If you're looking for native voice command features or slick automatic sensors here, you'll be disappointed. The Jabra Sport does announce "Power on" when you press the on button. It will also inform you that it has achieved a Bluetooth connection. I paired the Sport easily with my Samsung Galaxy Note test phone, which runs Android 2.3 Gingerbread. Selecting the headset within the phone's settings menu and linking to it was a snap, no passcodes required.
As a Bluetooth 3.0 device, the Sport supports the A2DP (Advanced Audio Distribution Profile), so it will stream stereo audio automatically once connected with a smartphone. Tapping the volume rocker increases or decreases loudness. It also will skip tracks forward or back when held for over a second. To answer calls whether you're listening to audio or not, simply press the Play/Pause key. Hitting the button again will hang up calls. If your phone supports native voice command features, like my Galaxy Note test device does, you can use the headset to initiate verbal commands.
The Jabra Sport also features an integrated FM radio, which you switch on with a dedicated key. To scan stations, you press and hold the volume bar up or down. Radio addicts will also appreciate that the tuner can operate even when there's no phone connection.
Further promoting the Sport as a fitness accessory, Jabra suggests that users download the freeworkout app (free from all major mobile app stores). The software will track exercise statistics such as distance, speed, and time, to compute calories burned based on the type of activity. Hitting the Play/Pause button during workouts prompts the app to read aloud your current status.
Using the Jabra Sport on walks around the city and for quick jogs on the treadmill was an acceptable if not wholly satisfying experience. Unfortunately, fancy features and nifty app integration can't cancel out an improper fit. As I said before, it took time for me to wrap the headset around my ears and once attached it felt precariously clipped. In fact the Sport fell off a few times, especially when its short cord caught on my shirt or my neck when I swiveled my head aggressively.
I wasn't blown away by the Jabra Sport's audio, either, but again this is due to its loose fit. I have to emphasize that I'm not a fan of earbuds that don't seal the ear canal, as they leak sound, and usually force me to pump the volume up all the way. The Sport was no exception; even at the highest setting in a quiet indoor location, podcasts and music lacked any punch. Of course this device is meant for lots of outdoor use, so I admit it would be dangerous not to hear cars and other traffic indicators.
Calls I made with the Jabra Sport were again not terribly loud, but sounded fine and I could clearly make out people's voices even outside under windy conditions. Callers, though, did report that my voice had a distant quality that they didn't care for.

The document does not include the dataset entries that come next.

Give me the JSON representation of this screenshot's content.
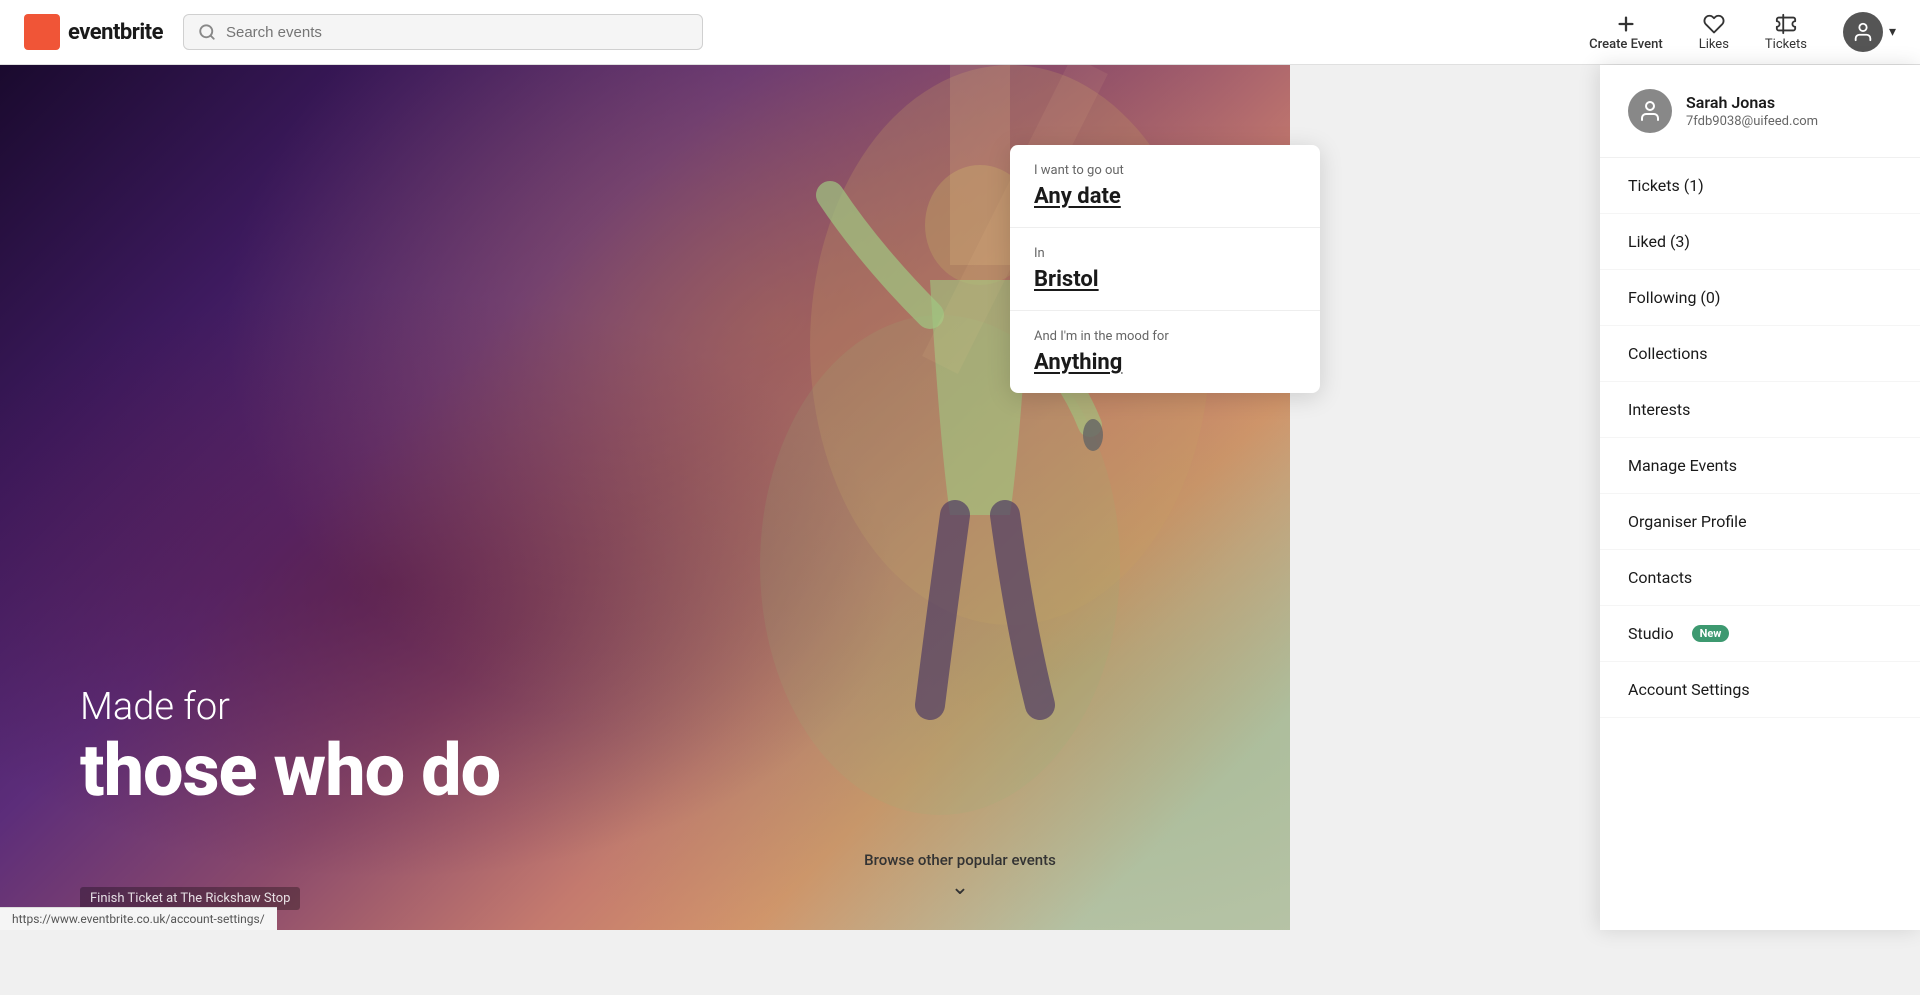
{
  "header": {
    "logo_text": "eventbrite",
    "search_placeholder": "Search events",
    "create_event_label": "Create Event",
    "likes_label": "Likes",
    "tickets_label": "Tickets",
    "chevron_label": "▾"
  },
  "hero": {
    "made_for": "Made for",
    "tagline": "those who do",
    "finish_ticket_label": "Finish Ticket at The Rickshaw Stop"
  },
  "search_widget": {
    "date_prompt": "I want to go out",
    "date_label": "Any date",
    "location_prompt": "In",
    "location_label": "Bristol",
    "mood_prompt": "And I'm in the mood for",
    "mood_label": "Anything"
  },
  "browse": {
    "label": "Browse other popular events",
    "chevron": "⌄"
  },
  "dropdown": {
    "user_name": "Sarah Jonas",
    "user_email": "7fdb9038@uifeed.com",
    "items": [
      {
        "label": "Tickets (1)",
        "key": "tickets"
      },
      {
        "label": "Liked (3)",
        "key": "liked"
      },
      {
        "label": "Following (0)",
        "key": "following"
      },
      {
        "label": "Collections",
        "key": "collections"
      },
      {
        "label": "Interests",
        "key": "interests"
      },
      {
        "label": "Manage Events",
        "key": "manage-events"
      },
      {
        "label": "Organiser Profile",
        "key": "organiser-profile"
      },
      {
        "label": "Contacts",
        "key": "contacts"
      },
      {
        "label": "Studio",
        "key": "studio",
        "badge": "New"
      },
      {
        "label": "Account Settings",
        "key": "account-settings"
      }
    ]
  },
  "status_bar": {
    "url": "https://www.eventbrite.co.uk/account-settings/"
  }
}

Jabra says the Sport will last for four days on standby, provide up to 4.5 hours of talk time, or play music for 3 hours. In my anecdotal testing, I charged it up once and have yet to run out of juice during my four-day test period of light use.
Jabra's $99.99 Sport certainly tries to tackle many tasks for a stereo Bluetooth headset. It serves as a primary set of audio headphones, takes calls when necessary, and is even built to withstand exposure to rain, dust, and drops. People with smaller ears, like me, will no doubt find the Sport's over-the-ear earbud design hard to wear. Also, audio quality, due to the lack of a tight seal, won't impress music fanatics. For a better fit and practically the same features, I suggest going with the OT Bluetooth Tags, which also cost less.